# Exercise objective
For each line of the data below that contains "Manage", return that line.

# Records for processing

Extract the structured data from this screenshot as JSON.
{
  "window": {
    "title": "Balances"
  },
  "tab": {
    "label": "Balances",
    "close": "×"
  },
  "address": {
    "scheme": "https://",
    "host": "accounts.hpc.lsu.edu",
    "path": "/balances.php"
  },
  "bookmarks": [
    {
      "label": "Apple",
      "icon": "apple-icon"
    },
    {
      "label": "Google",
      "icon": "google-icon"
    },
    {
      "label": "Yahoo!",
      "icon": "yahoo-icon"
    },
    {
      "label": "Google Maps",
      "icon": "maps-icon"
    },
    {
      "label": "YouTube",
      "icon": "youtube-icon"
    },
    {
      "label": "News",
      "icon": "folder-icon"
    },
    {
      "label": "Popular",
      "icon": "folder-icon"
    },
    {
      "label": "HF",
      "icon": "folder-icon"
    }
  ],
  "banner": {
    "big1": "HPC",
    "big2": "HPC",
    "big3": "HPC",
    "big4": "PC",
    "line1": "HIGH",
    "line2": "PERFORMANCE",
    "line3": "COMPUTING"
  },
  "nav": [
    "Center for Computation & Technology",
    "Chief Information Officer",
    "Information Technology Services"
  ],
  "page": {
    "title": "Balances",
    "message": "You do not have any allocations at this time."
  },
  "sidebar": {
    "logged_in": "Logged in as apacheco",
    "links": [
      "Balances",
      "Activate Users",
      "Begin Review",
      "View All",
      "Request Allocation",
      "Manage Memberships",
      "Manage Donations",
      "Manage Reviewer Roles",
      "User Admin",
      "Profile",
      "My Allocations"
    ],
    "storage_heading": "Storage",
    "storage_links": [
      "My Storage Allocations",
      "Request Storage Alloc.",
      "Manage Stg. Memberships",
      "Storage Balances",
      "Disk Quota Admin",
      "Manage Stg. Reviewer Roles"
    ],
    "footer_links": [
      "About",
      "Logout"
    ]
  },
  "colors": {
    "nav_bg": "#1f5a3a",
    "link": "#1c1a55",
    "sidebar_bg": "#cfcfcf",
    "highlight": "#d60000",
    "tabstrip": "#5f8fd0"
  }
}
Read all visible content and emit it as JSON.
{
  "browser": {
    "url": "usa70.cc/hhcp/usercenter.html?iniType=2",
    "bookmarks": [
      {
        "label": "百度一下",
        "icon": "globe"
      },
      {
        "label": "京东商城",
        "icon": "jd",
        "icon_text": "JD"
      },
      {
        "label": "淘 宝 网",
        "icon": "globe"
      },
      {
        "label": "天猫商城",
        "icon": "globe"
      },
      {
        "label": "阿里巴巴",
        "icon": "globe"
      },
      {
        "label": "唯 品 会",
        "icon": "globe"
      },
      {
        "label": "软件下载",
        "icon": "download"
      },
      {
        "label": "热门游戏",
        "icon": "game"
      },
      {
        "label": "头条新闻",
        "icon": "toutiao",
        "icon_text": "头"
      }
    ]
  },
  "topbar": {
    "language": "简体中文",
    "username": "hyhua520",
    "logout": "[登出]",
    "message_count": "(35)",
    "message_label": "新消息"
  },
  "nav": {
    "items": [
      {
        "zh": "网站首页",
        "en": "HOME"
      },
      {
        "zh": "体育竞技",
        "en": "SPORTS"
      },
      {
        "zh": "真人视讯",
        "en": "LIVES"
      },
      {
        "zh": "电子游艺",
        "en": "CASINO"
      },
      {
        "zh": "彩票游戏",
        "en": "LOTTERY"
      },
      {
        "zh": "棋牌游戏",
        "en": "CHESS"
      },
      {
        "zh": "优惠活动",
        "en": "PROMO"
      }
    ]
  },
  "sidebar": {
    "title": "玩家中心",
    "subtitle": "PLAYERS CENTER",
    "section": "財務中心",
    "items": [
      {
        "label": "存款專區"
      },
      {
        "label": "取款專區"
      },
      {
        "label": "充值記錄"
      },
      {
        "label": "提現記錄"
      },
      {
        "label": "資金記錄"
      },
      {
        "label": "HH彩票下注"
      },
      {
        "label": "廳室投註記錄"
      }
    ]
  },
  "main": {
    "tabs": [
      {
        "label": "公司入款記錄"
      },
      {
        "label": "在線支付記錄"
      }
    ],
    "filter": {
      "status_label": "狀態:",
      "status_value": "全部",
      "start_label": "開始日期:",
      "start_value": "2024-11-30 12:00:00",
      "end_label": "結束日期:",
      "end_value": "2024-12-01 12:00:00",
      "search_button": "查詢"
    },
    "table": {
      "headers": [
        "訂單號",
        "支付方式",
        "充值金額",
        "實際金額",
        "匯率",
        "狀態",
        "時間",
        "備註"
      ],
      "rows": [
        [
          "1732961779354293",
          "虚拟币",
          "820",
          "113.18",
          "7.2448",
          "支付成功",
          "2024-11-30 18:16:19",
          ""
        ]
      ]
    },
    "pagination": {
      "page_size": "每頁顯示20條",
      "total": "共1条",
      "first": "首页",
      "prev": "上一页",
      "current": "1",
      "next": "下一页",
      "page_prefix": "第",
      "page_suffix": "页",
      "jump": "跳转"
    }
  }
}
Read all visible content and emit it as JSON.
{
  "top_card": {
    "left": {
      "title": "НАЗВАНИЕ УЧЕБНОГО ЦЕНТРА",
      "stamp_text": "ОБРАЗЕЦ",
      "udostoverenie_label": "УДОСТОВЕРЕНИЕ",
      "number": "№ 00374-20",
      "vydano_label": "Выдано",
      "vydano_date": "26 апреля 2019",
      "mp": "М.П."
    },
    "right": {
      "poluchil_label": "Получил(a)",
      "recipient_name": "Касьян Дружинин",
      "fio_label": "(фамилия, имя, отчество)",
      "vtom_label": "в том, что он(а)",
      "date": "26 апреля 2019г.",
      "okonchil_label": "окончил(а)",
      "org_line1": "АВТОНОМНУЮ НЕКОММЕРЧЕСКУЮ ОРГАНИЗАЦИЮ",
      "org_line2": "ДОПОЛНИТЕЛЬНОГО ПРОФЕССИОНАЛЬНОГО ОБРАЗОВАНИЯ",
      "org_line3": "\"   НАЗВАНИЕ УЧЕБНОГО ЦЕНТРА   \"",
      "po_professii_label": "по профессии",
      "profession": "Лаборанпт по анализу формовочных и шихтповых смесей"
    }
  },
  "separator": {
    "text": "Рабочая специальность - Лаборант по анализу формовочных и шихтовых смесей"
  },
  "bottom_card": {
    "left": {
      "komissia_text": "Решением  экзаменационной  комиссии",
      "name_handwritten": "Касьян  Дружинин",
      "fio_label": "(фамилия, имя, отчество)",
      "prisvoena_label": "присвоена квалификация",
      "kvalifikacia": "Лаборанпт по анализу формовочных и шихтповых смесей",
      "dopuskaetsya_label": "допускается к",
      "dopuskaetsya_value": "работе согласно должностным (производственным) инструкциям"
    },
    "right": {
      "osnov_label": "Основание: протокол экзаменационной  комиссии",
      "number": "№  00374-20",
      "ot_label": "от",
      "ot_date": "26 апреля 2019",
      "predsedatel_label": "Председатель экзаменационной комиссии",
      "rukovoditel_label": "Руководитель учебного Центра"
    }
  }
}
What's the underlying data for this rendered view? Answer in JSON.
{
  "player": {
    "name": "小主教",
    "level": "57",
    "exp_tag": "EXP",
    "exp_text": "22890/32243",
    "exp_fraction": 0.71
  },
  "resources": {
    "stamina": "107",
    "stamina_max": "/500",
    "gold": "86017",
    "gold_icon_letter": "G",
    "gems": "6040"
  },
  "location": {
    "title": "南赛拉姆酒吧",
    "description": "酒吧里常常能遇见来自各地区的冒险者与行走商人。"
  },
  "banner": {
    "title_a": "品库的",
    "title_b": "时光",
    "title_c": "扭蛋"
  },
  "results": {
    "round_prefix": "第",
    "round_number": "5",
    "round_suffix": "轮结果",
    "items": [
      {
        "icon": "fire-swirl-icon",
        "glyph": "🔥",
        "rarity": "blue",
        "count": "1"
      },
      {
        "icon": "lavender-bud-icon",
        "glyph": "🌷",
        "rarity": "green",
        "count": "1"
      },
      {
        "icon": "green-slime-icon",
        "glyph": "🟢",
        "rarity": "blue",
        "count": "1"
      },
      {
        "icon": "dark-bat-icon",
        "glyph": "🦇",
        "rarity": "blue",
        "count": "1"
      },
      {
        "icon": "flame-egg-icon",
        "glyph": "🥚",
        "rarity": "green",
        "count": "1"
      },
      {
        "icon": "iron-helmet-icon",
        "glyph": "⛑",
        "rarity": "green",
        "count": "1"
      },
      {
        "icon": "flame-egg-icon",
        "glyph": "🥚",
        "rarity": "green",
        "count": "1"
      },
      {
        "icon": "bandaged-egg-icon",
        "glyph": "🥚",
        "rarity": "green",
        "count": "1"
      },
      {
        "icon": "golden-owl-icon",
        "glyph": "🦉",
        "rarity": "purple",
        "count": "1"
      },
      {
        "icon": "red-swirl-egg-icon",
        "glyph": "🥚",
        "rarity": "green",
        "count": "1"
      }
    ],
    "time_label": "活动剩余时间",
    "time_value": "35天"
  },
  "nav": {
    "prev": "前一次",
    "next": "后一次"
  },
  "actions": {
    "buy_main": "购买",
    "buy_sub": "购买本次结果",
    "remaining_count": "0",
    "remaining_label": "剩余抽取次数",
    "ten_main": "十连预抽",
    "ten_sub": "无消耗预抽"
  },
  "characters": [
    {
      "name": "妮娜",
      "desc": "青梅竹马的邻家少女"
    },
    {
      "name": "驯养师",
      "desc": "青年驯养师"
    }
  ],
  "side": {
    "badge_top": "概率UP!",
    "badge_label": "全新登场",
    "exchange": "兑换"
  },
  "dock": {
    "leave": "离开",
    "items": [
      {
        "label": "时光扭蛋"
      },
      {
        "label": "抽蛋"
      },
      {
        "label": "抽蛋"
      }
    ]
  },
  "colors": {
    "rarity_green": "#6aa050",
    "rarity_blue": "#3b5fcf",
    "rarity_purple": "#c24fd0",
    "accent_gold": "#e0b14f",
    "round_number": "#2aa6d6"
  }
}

# Solution to this exercise
      "Manage Memberships",
      "Manage Donations",
      "Manage Reviewer Roles",
      "Manage Stg. Memberships",
      "Manage Stg. Reviewer Roles"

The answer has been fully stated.